Below are some signs that your child might have poor thumb opposition:
- Poor hand strength
- Lack of an open web space (area between thumb and index finger) when using writing utensils or when picking up objects
- Underdeveloped arches of the hand
- Difficulty performing age-appropriate fine motor tasks (i.e. beading, zipping, buttons, lacing, etc)
Now that you know the signs, here are 5 activities to work on strength and mobility of the thumb for optimal opposition. These activities can all be completed in the comfort of your own home. Try to incorporate at least one activity into your daily play routine. Remember that practice and play is the best way for kids to learn and grow.
1. Tweezer Games
Tweezer games are great to help develop hand strength, arches of the hand, and encourage an open web space as the child plays. Make sure that the child uses the fingertips with the thumb opposed during the activity. There are plenty of games that use tweezers such as Avalanche-Fruit Stand, Bed Bugs, Operation, and Giggle Wiggle. You can also sort pom-poms or cotton balls and place them into their own containers and tubes.
2. Squeezing activities
Squeezing games and activities will help to develop strength in the child’s hands, develop arches of the hand, and improve an open web space by placing the thumb in opposition, as the child squeezes the object. Games such as Froggy Feeding Fun and ball poppers are great squeezing games. You can also use plastic bottles, such as glue, condiment containers, and shampoo bottles to work on squeezing.
3. Eye droppers
Small eye droppers are great to isolate the index finger and thumb, which will work on creating an opened web space. Kid science boxes can be a fun purchase to use eye droppers with. You can make this tool even more kid friendly by creating a colorful art and science project. All you need is food coloring, water, and a coffee filter. Just mix the water and food coloring into a cup, and then drop different colors on the filter. The colors will blend and mix together. Once the child is finished, you can leave it the filter there to dry.

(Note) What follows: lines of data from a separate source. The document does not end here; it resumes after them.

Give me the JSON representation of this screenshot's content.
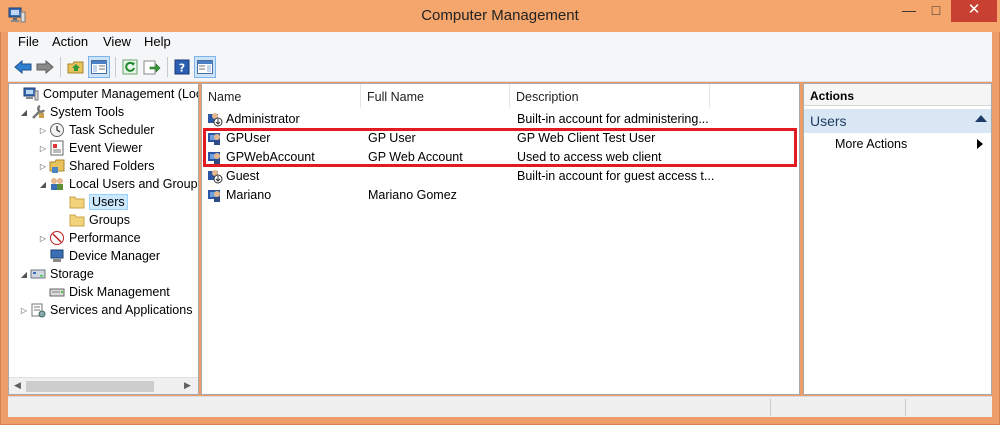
{
  "window": {
    "title": "Computer Management",
    "controls": {
      "minimize": "—",
      "maximize": "□",
      "close": "✕"
    }
  },
  "menu": [
    "File",
    "Action",
    "View",
    "Help"
  ],
  "toolbar": {
    "buttons": [
      "back-arrow-icon",
      "forward-arrow-icon",
      "up-folder-icon",
      "show-hide-tree-icon",
      "refresh-icon",
      "export-list-icon",
      "help-icon",
      "show-hide-action-pane-icon"
    ]
  },
  "tree": {
    "items": [
      {
        "label": "Computer Management (Local",
        "level": 0,
        "expander": "",
        "icon": "computer-management-icon"
      },
      {
        "label": "System Tools",
        "level": 1,
        "expander": "◢",
        "icon": "system-tools-icon"
      },
      {
        "label": "Task Scheduler",
        "level": 2,
        "expander": "▷",
        "icon": "clock-icon"
      },
      {
        "label": "Event Viewer",
        "level": 2,
        "expander": "▷",
        "icon": "event-viewer-icon"
      },
      {
        "label": "Shared Folders",
        "level": 2,
        "expander": "▷",
        "icon": "shared-folder-icon"
      },
      {
        "label": "Local Users and Groups",
        "level": 2,
        "expander": "◢",
        "icon": "users-groups-icon"
      },
      {
        "label": "Users",
        "level": 3,
        "expander": "",
        "icon": "folder-icon",
        "selected": true
      },
      {
        "label": "Groups",
        "level": 3,
        "expander": "",
        "icon": "folder-icon"
      },
      {
        "label": "Performance",
        "level": 2,
        "expander": "▷",
        "icon": "performance-icon"
      },
      {
        "label": "Device Manager",
        "level": 2,
        "expander": "",
        "icon": "device-manager-icon"
      },
      {
        "label": "Storage",
        "level": 1,
        "expander": "◢",
        "icon": "storage-icon"
      },
      {
        "label": "Disk Management",
        "level": 2,
        "expander": "",
        "icon": "disk-management-icon"
      },
      {
        "label": "Services and Applications",
        "level": 1,
        "expander": "▷",
        "icon": "services-icon"
      }
    ]
  },
  "list": {
    "columns": [
      "Name",
      "Full Name",
      "Description"
    ],
    "rows": [
      {
        "name": "Administrator",
        "full_name": "",
        "description": "Built-in account for administering...",
        "icon": "user-disabled-icon"
      },
      {
        "name": "GPUser",
        "full_name": "GP User",
        "description": "GP Web Client Test User",
        "icon": "user-icon"
      },
      {
        "name": "GPWebAccount",
        "full_name": "GP Web Account",
        "description": "Used to access web client",
        "icon": "user-icon"
      },
      {
        "name": "Guest",
        "full_name": "",
        "description": "Built-in account for guest access t...",
        "icon": "user-disabled-icon"
      },
      {
        "name": "Mariano",
        "full_name": "Mariano Gomez",
        "description": "",
        "icon": "user-icon"
      }
    ]
  },
  "actions": {
    "header": "Actions",
    "section": "Users",
    "items": [
      "More Actions"
    ]
  },
  "colors": {
    "title_bar": "#f5a66c",
    "highlight_box": "#e21b23",
    "selection": "#cce8ff",
    "action_section": "#d9e7f5"
  }
}
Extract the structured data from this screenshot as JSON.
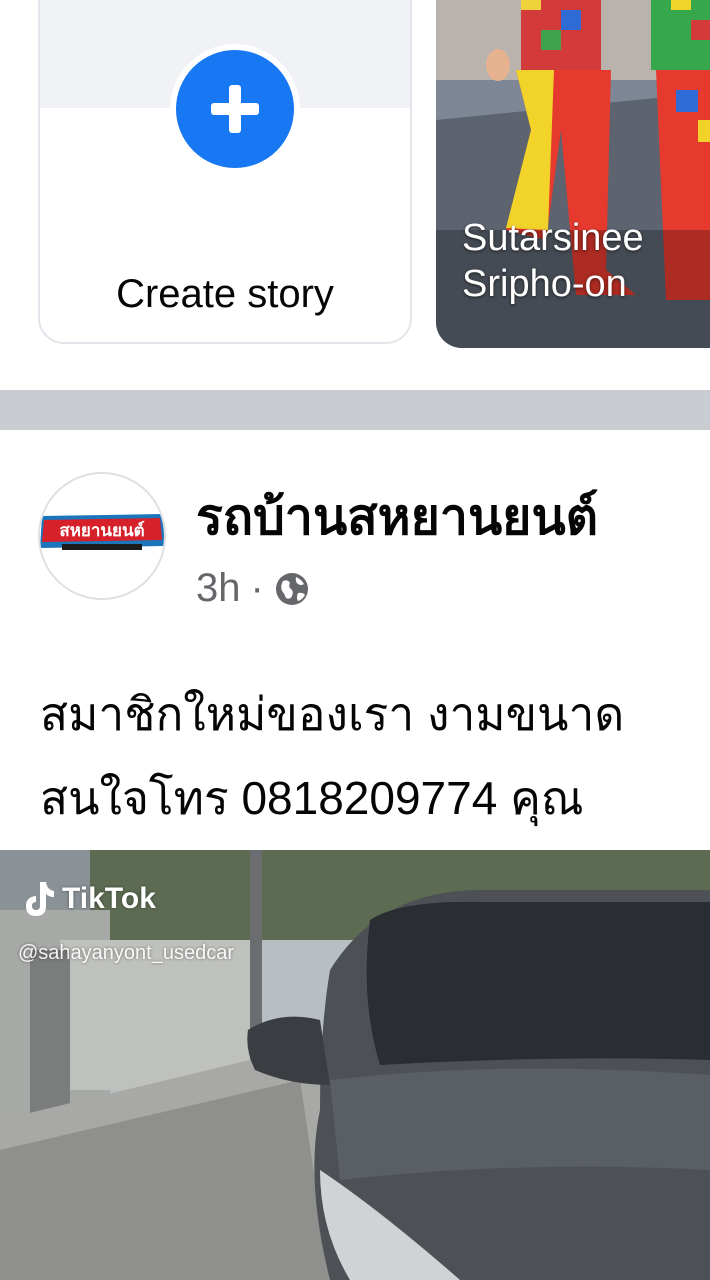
{
  "stories": {
    "create": {
      "label": "Create story",
      "icon": "plus-icon"
    },
    "items": [
      {
        "name_line1": "Sutarsinee",
        "name_line2": "Sripho-on"
      }
    ]
  },
  "post": {
    "page_name": "รถบ้านสหยานยนต์",
    "time": "3h",
    "separator": "·",
    "privacy_icon": "globe-icon",
    "avatar_logo_text": "สหยานยนต์",
    "text_lines": [
      "สมาชิกใหม่ของเรา งามขนาด",
      "สนใจโทร 0818209774 คุณ"
    ],
    "video": {
      "watermark": "TikTok",
      "handle": "@sahayanyont_usedcar"
    }
  },
  "colors": {
    "accent": "#1877f2",
    "separator": "#c9ccd1",
    "secondary_text": "#65676b"
  }
}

Clothespins are not just for hanging the clothes out to dry. Using clothespins through play also promotes hand strength, thumb stability and opposition. When a child has hands that are weak, they may compensate their grasp pattern by using the side of the index finger and side of the thumb to squeeze the clothespin open. Encourage the child to use the tips of the long finger, index finger and thumb (pinch fingers) to squeeze the clothespin. The best part, clothespins are highly versatile. You can paint the clothespins or write numbers on them and then have the child match the clothespin on a card, paper plate, a ruler or paint stick. You could also have the child place the clothespin on, you guessed it, clothes.
This is always my favorite activity. Play-Doh is naturally resistive to pull, squish, roll, and twist. There are tons of dough tools that a child can hold and push the dough through with the thumbs. If you don’t own dough tools, that is not a problem. Have the child try to roll the dough into a small ball or snake. From there, have the child smoosh the dough using the pinch fingers. You can also have the child roll big, golf ball size, balls and then have them squeeze the dough into the palm, with the thumb crossed over top of the fingers. This will work on strengthening the whole hand, and promote thumb mobility and stability needed for opposition.

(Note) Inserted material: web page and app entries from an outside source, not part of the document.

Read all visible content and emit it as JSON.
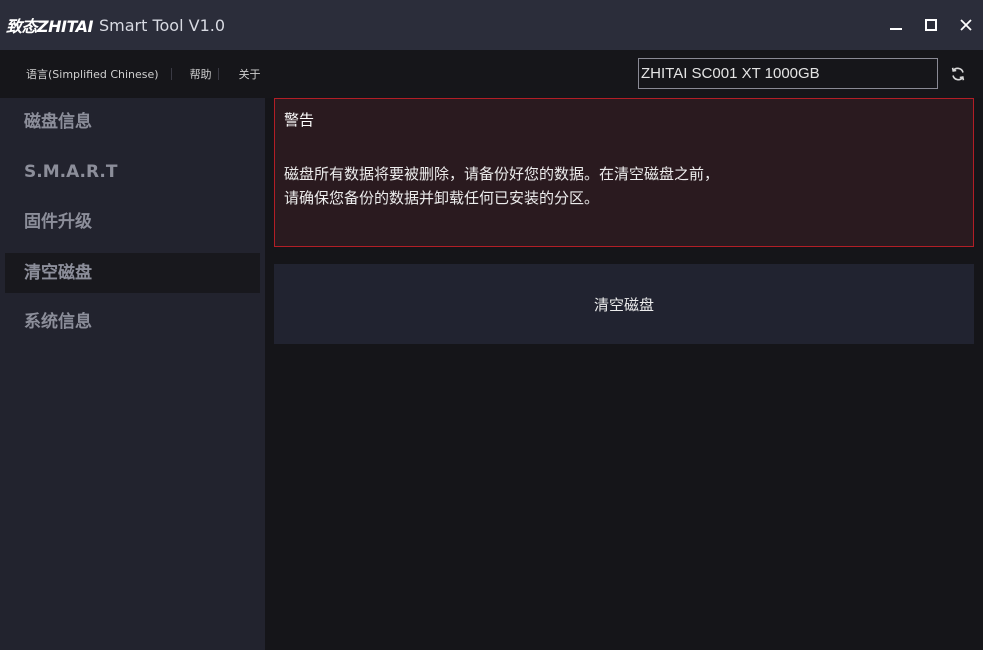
{
  "window": {
    "logo_text": "致态ZHITAI",
    "title": "Smart Tool V1.0",
    "minimize_icon": "minimize-icon",
    "maximize_icon": "maximize-icon",
    "close_icon": "close-icon"
  },
  "menu": {
    "items": [
      {
        "label": "语言(Simplified Chinese)"
      },
      {
        "label": "帮助"
      },
      {
        "label": "关于"
      }
    ],
    "device": "ZHITAI SC001 XT 1000GB",
    "refresh_icon": "refresh-icon"
  },
  "sidebar": {
    "items": [
      {
        "label": "磁盘信息",
        "active": false
      },
      {
        "label": "S.M.A.R.T",
        "active": false
      },
      {
        "label": "固件升级",
        "active": false
      },
      {
        "label": "清空磁盘",
        "active": true
      },
      {
        "label": "系统信息",
        "active": false
      }
    ]
  },
  "warning": {
    "title": "警告",
    "line1": "磁盘所有数据将要被删除，请备份好您的数据。在清空磁盘之前，",
    "line2": "请确保您备份的数据并卸载任何已安装的分区。",
    "border_color": "#b21e26"
  },
  "action": {
    "label": "清空磁盘"
  }
}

*Remember, the activities above are suggestions on how to improve thumb opposition and should not be used in place your child’s actual occupational therapy services. Be sure to talk to your child’s occupational therapist to ensure that these activities are safe and appropriate for your child’s current skills and abilities.
-Brittany Stout, OTR/L